the bronze bird platform

A lovely young girl brings up a jar of wine.
The autumnal scene extends over a thousand miles.
The stone horse lies in the early mist —
How can I describe the sadness?
The singing is now faint,
Because a wind comes up out of the trees.
Her skirt, long and heavy, is pressed against the floor,
And her tearful eyes are fixed on the flowers on the

Li Ho

autumn scene

Under the crescent moon
The earth looms hazily —
Buckwheat flowers.

Matsuo Bashō


On the shores of Texas
Between Mobile and Galveston there is
A great garden filled with roses
There is also a villa
Which is one huge rose

A woman passes often
In the garden alone
And when I pace the road edged with lime trees
Our eyes meet

As she is a Mennonite
Her rose trees and her garments have no buttons
My jacket’s missing two
That lady and I observe almost the same rite

Guillaume Apollinaire

the crocuses

The meadow is deadly though fair in autumn
Cows grazing there
Slowly are poisoned
There crocuses color of eye-ring color of lilac
Bloom your eyes like these flowers
Like their rings and like autumn are violet
My life from your eyes slowly takes poison

School children noisily come
Wearing jackets playing harmonicas
To pick crocuses that are like mothers
Daughters of their daughters they are color of your eyelids
Fluttering like flowers in a crazy wind

Softly the cowherd sings
While cows slow and lowing abandon
Forever meadows so evilly flowered by autumn

Guillaume Apollinaire

the circle

We all leave; but everything remains.
We do not return again to our port.
Those who have died have gone for ever.
The flower that falls decomposes into mud.

Eventually, in another form, the essence of the flower
finds its garden in that mud.
When we die, we shall go through the air,
with uncertain course, in the arms of the great Everything.

We shall return, but without ourselves.
The immortal substance changes form
and some go so that others may come.

The cosmic avenue is circular,
yet without moving outside its pattern
our lives fuse with Life.

Emilio Frugoni


Weary from travel
I seek a lodging for the night—
Wistaria flowers.

Matsuo Bashō

unique tranquility

A monk sipping
His morning tea, and it is quiet—
Chrysanthemum flowers.

Matsuo Bashō

the ways of nature

Toward the sun’s path
Hollyhock flowers turning
In the rains of summer.

Matsuo Bashō

bed of green leaves

Why, Jatir, do you dally, and move your feet
so much at the expense of my love’s voice?
Already the night breeze, rustling the leaves,
murmurs in the crests of the woods.

Beneath the crown of the lofty mango tree,
I carefully covered our pleasant bed
with a tender carpet of soft leaves,
where the pale moonlight plays amidst flowers.

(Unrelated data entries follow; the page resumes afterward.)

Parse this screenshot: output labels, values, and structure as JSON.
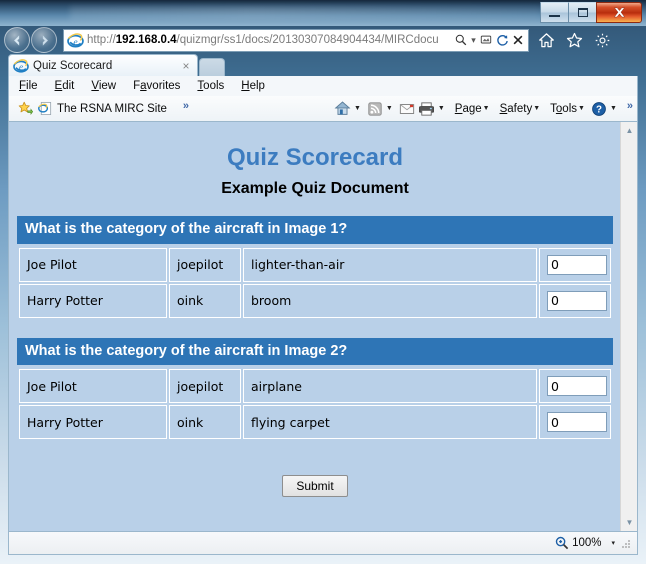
{
  "window": {
    "controls": {
      "minimize": "Minimize",
      "maximize": "Maximize",
      "close": "Close"
    }
  },
  "browser": {
    "back_label": "Back",
    "forward_label": "Forward",
    "address": {
      "scheme": "http://",
      "host": "192.168.0.4",
      "path": "/quizmgr/ss1/docs/20130307084904434/MIRCdocu",
      "full": "http://192.168.0.4/quizmgr/ss1/docs/20130307084904434/MIRCdocu",
      "search_icon": "search-icon",
      "dropdown_icon": "chevron-down-icon",
      "compatibility_icon": "compatibility-view-icon",
      "refresh_icon": "refresh-icon",
      "stop_icon": "stop-icon"
    },
    "nav_right_icons": [
      "home-icon",
      "favorites-star-icon",
      "settings-gear-icon"
    ],
    "tab": {
      "title": "Quiz Scorecard",
      "close_label": "×",
      "new_tab_label": "New Tab"
    },
    "menu": [
      "File",
      "Edit",
      "View",
      "Favorites",
      "Tools",
      "Help"
    ],
    "favorites_bar": {
      "add_icon": "add-favorites-star-icon",
      "site_icon": "ie-page-icon",
      "site_label": "The RSNA MIRC Site",
      "overflow": "»"
    },
    "command_bar": {
      "icons": [
        "home-icon",
        "feeds-icon",
        "mail-icon",
        "print-icon"
      ],
      "menus": [
        "Page",
        "Safety",
        "Tools"
      ],
      "help_icon": "help-question-icon",
      "overflow": "»"
    },
    "status_bar": {
      "zoom_icon": "zoom-magnifier-icon",
      "zoom_level": "100%",
      "zoom_caret": "▾"
    },
    "scrollbar": {
      "up_arrow": "▲",
      "down_arrow": "▼"
    }
  },
  "page": {
    "title": "Quiz Scorecard",
    "subtitle": "Example Quiz Document",
    "colors": {
      "background": "#b9d0e8",
      "title": "#3c7cc0",
      "question_header_bg": "#2e75b6",
      "question_header_text": "#ffffff",
      "cell_border": "#ffffff"
    },
    "questions": [
      {
        "header": "What is the category of the aircraft in Image 1?",
        "rows": [
          {
            "name": "Joe Pilot",
            "username": "joepilot",
            "answer": "lighter-than-air",
            "score": "0"
          },
          {
            "name": "Harry Potter",
            "username": "oink",
            "answer": "broom",
            "score": "0"
          }
        ]
      },
      {
        "header": "What is the category of the aircraft in Image 2?",
        "rows": [
          {
            "name": "Joe Pilot",
            "username": "joepilot",
            "answer": "airplane",
            "score": "0"
          },
          {
            "name": "Harry Potter",
            "username": "oink",
            "answer": "flying carpet",
            "score": "0"
          }
        ]
      }
    ],
    "submit_label": "Submit"
  }
}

A short while ago the flower of the tamarind opened –
now the jasmine gives a sweeter aroma!
Like a prayer of love, like these prayers,
the wood breathes in the silence of the night.

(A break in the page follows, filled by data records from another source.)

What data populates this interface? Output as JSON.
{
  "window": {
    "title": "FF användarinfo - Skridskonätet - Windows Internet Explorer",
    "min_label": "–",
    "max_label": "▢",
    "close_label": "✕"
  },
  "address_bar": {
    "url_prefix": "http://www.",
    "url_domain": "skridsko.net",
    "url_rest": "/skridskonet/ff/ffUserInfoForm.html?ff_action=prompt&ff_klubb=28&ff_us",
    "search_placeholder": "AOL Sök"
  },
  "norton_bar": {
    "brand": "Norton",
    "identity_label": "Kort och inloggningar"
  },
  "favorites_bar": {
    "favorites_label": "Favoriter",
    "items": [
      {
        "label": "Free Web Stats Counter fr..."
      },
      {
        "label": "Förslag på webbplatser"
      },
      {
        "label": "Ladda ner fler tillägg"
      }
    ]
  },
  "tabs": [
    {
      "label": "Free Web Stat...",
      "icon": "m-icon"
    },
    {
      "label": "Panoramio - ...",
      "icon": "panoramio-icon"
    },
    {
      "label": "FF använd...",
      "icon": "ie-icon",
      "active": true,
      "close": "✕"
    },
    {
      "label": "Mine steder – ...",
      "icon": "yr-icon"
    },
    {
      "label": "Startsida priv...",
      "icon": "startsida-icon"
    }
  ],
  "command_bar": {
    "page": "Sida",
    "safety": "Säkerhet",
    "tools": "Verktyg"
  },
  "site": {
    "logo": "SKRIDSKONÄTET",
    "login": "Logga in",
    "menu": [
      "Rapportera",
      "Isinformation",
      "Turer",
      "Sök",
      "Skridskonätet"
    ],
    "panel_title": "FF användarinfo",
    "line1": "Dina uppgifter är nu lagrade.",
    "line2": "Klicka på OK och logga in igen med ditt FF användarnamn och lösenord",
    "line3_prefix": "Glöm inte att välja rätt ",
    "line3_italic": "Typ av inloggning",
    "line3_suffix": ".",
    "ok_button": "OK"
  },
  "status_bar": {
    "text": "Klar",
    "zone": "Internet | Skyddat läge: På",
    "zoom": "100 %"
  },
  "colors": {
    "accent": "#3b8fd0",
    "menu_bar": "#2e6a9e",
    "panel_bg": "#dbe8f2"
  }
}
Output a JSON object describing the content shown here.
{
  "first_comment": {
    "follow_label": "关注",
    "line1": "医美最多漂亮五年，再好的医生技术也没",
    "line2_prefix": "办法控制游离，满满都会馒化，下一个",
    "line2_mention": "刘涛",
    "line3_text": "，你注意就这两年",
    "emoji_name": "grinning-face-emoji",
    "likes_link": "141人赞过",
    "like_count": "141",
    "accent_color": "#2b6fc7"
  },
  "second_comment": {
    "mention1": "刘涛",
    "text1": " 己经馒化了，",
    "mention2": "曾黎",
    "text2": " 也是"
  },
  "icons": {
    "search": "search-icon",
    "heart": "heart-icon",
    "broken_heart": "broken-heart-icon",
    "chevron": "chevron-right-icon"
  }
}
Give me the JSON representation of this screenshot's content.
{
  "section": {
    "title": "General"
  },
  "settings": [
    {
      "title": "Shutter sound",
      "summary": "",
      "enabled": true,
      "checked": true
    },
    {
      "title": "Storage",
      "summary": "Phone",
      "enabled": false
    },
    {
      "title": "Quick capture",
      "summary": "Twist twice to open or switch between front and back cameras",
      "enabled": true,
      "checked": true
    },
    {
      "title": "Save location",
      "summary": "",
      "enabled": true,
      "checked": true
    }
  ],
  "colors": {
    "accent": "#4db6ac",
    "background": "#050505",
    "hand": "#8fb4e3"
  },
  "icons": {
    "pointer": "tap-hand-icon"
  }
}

The moon shines in the sky, stars shine,
perfumes fly with the breeze,
in whose magic flow is breathed
a gasp of love, better than life!

The flower which blooms at dawn
lives for one course of the sun alone, no more.
I am that flower, still awaiting
a sweet ray of sun that gives me life.

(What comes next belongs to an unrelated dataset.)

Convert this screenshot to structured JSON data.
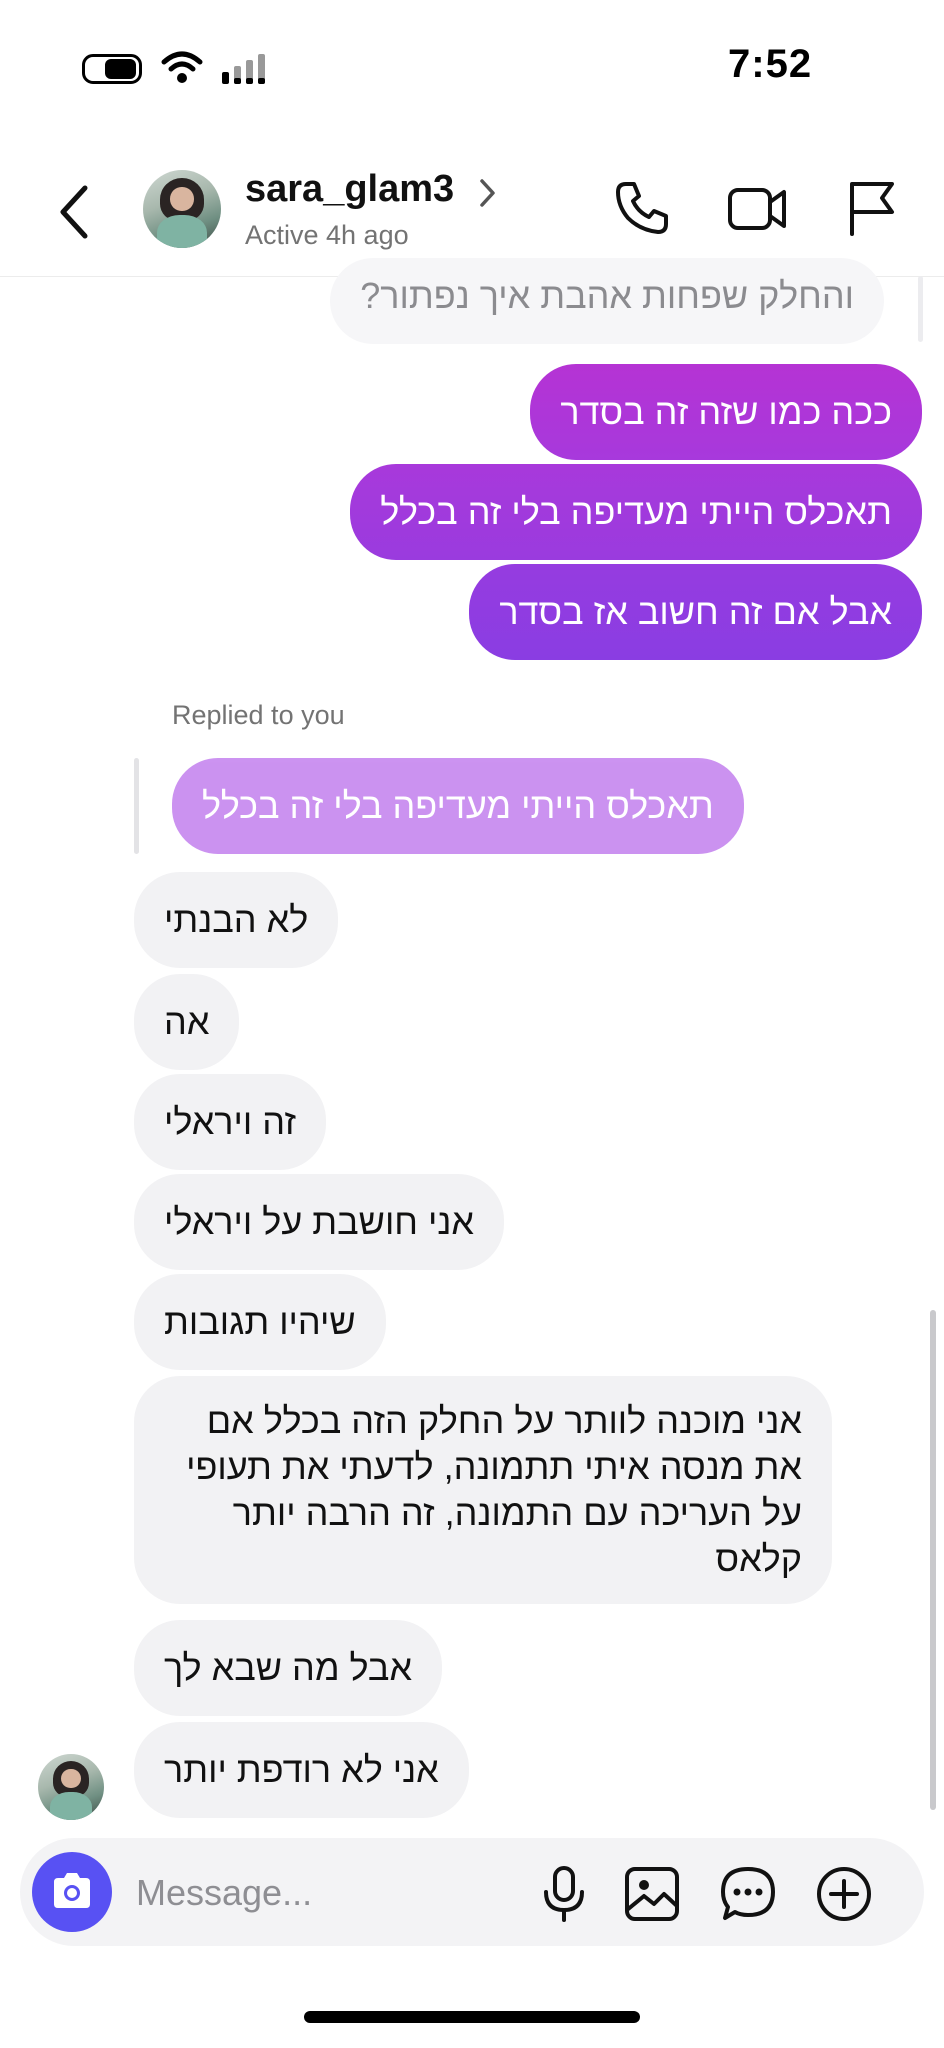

Be it through valleys or hills,
on water or land, wherever you may go,
whether day or night, my thoughts go after you;
I have never had another love: you are mine, I am yours!

My eyes have never seen other eyes,
my lips have never felt other lips,
and no hands but yours, Jatir, have pressed
my feather skirt about my waist.

The flower of the tamarind lies half-open,
now the jasmine gives a sweeter aroma;
and my heart, too, like these flowers,
breathes a finer perfume near to the night!

You are not listening to me, Jatir! Nor do you respond
even too late to my love’s voice, calling you in vain!
Tupã! The sun is breaking through! May the morning
breeze brush the leaves from the useless bed!

Antônio Gonçalves Dias

floridum mare

The harvest overflowing the multi-colored plain rolls,
undulates, and unfurls in the cool wind cradling it;
and the profile of some harrow on the distant sky
seems like a ship pitching and raising a dark bowsprit.

And beneath my feet the sea, right to the purple west,
sky-blue or pink or violet or ultramarine or
the white horses scattered by the ebb,
becomes infinitely green, like a huge meadow.

The gulls, too, following the flood,
flew in whirlwinds with joyful cries
towards the ripe com swollen by a golden tide;

While from the land a honeyed breeze spread
flights of butterflies over the flowery ocean
after the desire of their winged ecstasy.

José-Maria de Heredia